From the entries below, gather each line containing the word "fetch".

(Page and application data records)
* * *
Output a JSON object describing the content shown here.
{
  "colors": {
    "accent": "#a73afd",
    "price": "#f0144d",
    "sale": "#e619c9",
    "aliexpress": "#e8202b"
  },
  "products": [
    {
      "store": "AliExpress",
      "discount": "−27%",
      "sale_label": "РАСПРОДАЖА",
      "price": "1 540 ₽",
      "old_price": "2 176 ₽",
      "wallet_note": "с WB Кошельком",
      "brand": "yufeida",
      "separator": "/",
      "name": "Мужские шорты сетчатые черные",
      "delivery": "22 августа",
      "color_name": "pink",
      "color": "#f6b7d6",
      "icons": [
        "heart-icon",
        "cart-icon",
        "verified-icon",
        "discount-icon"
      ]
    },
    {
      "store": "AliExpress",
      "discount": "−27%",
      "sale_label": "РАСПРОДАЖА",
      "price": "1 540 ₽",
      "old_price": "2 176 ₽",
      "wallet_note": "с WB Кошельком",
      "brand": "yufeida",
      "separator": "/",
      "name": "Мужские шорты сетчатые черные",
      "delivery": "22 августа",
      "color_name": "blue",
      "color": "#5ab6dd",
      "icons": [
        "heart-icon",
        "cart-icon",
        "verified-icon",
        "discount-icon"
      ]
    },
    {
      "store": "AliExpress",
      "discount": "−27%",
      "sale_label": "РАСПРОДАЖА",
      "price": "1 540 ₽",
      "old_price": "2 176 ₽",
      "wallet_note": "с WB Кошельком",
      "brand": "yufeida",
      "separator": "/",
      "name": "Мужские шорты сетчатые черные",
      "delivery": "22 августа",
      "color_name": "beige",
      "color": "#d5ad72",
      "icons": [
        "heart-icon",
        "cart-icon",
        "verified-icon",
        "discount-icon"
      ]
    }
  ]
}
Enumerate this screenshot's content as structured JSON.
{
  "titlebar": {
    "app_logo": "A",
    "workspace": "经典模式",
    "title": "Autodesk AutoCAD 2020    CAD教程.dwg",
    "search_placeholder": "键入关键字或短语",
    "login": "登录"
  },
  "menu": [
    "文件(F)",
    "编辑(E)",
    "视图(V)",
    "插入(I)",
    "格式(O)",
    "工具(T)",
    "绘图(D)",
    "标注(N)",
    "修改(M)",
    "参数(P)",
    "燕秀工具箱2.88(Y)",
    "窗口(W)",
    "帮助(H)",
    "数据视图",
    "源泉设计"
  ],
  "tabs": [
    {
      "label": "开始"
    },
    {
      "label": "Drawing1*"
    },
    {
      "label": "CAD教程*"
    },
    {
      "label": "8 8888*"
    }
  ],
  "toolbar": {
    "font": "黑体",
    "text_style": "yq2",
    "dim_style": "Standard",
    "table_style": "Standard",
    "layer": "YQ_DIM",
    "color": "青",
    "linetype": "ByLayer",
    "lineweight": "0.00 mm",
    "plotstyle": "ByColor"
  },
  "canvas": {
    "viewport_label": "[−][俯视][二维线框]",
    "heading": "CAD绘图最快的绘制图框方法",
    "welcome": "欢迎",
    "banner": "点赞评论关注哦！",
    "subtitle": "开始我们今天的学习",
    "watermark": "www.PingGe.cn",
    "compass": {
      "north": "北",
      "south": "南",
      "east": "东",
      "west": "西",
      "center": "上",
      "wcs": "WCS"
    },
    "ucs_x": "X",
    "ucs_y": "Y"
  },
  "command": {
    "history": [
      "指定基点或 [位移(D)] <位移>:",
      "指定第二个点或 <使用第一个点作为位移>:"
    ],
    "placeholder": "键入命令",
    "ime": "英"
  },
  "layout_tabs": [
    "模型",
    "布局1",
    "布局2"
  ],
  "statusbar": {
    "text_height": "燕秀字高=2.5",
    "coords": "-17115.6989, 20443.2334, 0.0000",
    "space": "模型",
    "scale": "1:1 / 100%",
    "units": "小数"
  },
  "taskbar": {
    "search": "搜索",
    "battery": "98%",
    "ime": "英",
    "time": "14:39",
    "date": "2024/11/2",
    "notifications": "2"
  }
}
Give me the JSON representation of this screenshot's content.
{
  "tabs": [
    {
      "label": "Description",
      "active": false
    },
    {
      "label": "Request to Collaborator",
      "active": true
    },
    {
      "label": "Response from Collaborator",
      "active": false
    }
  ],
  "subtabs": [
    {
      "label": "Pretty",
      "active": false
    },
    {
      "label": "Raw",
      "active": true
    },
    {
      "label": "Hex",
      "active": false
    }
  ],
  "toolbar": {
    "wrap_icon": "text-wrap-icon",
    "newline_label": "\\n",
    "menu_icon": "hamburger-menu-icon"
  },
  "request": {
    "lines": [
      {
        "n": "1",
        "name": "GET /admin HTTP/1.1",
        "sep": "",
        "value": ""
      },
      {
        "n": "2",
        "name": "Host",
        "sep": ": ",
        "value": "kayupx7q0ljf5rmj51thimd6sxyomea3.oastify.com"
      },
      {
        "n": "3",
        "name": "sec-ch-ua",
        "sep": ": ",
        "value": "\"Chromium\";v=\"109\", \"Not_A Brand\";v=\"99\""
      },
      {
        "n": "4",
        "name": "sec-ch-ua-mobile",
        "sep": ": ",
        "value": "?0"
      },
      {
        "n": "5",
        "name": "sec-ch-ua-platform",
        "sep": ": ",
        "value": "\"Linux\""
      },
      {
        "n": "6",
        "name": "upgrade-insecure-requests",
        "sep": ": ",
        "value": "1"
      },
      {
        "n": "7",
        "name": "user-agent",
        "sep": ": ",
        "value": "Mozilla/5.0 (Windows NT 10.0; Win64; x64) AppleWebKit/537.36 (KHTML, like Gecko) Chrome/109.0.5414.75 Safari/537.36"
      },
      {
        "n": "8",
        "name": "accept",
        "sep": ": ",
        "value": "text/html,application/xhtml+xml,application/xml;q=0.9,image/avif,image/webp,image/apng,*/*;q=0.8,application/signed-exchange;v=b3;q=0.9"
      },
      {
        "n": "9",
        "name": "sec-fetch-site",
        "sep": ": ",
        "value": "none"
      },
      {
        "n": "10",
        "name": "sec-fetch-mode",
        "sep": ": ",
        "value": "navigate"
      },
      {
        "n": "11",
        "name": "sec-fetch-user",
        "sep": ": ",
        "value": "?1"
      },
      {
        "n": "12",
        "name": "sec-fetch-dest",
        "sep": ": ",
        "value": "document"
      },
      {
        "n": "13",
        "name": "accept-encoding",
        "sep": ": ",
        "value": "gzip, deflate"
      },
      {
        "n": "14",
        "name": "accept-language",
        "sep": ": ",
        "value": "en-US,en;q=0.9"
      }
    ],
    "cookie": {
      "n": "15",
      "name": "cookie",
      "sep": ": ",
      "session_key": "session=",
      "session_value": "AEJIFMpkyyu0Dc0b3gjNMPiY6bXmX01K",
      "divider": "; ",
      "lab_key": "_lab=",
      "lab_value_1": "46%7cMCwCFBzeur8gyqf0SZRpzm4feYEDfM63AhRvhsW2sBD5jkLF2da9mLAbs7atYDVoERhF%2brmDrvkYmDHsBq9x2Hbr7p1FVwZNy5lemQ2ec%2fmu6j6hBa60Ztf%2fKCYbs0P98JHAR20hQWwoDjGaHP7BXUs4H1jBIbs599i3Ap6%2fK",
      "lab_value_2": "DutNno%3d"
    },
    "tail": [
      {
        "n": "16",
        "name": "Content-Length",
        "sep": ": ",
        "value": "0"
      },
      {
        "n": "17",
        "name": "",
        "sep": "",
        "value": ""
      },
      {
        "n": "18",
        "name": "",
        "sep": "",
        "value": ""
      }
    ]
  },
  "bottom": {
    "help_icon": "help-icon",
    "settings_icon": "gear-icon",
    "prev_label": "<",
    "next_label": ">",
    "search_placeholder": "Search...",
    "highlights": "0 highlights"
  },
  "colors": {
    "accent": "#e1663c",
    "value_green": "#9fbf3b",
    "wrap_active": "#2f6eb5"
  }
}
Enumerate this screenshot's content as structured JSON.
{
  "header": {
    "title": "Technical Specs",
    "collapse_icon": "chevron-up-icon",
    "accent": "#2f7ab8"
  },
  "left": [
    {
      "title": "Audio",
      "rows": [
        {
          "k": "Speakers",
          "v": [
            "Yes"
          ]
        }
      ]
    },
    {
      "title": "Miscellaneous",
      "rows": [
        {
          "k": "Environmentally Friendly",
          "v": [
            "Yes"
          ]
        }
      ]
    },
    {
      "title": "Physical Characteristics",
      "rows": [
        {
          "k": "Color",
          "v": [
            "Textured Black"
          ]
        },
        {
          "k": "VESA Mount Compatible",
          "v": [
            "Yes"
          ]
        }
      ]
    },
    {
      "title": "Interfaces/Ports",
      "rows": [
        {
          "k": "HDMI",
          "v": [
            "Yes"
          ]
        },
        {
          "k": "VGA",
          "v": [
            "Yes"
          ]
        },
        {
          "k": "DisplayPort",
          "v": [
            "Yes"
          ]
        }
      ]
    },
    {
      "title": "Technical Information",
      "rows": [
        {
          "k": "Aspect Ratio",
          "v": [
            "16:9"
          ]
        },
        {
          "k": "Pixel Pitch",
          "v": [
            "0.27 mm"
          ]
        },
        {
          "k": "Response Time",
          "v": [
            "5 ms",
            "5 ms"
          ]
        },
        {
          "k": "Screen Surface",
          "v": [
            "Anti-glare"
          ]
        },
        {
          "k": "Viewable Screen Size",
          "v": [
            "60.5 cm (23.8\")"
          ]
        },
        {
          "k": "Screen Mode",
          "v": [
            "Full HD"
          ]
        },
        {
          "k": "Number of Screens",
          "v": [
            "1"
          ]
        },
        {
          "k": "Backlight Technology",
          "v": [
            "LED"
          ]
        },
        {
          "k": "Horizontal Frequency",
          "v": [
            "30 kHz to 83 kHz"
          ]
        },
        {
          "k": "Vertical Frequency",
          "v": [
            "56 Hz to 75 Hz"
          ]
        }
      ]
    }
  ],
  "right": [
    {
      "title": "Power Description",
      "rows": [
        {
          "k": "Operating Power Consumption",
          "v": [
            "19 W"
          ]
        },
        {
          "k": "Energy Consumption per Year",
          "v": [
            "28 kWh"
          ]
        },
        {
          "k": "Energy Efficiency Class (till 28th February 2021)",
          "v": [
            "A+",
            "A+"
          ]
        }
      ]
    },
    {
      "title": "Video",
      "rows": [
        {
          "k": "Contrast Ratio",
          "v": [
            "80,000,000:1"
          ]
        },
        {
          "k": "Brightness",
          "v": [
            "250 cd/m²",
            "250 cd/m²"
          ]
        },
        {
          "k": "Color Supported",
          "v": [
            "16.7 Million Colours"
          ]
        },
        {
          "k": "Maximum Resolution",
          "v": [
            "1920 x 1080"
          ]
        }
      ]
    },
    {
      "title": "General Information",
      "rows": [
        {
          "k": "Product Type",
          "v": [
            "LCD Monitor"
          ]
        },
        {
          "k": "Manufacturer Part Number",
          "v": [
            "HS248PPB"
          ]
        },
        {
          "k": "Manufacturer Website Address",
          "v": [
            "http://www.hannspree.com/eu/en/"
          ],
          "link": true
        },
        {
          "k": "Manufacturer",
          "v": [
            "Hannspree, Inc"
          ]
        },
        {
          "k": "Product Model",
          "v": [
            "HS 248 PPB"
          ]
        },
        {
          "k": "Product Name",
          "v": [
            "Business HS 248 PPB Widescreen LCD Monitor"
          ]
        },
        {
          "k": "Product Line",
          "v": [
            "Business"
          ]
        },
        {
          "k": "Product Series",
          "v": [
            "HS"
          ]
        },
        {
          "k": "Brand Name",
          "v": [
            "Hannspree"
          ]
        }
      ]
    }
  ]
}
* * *
■ **ANSWER FOR THIS EXERCISE**
        "name": "sec-fetch-site",
        "name": "sec-fetch-mode",
        "name": "sec-fetch-user",
        "name": "sec-fetch-dest",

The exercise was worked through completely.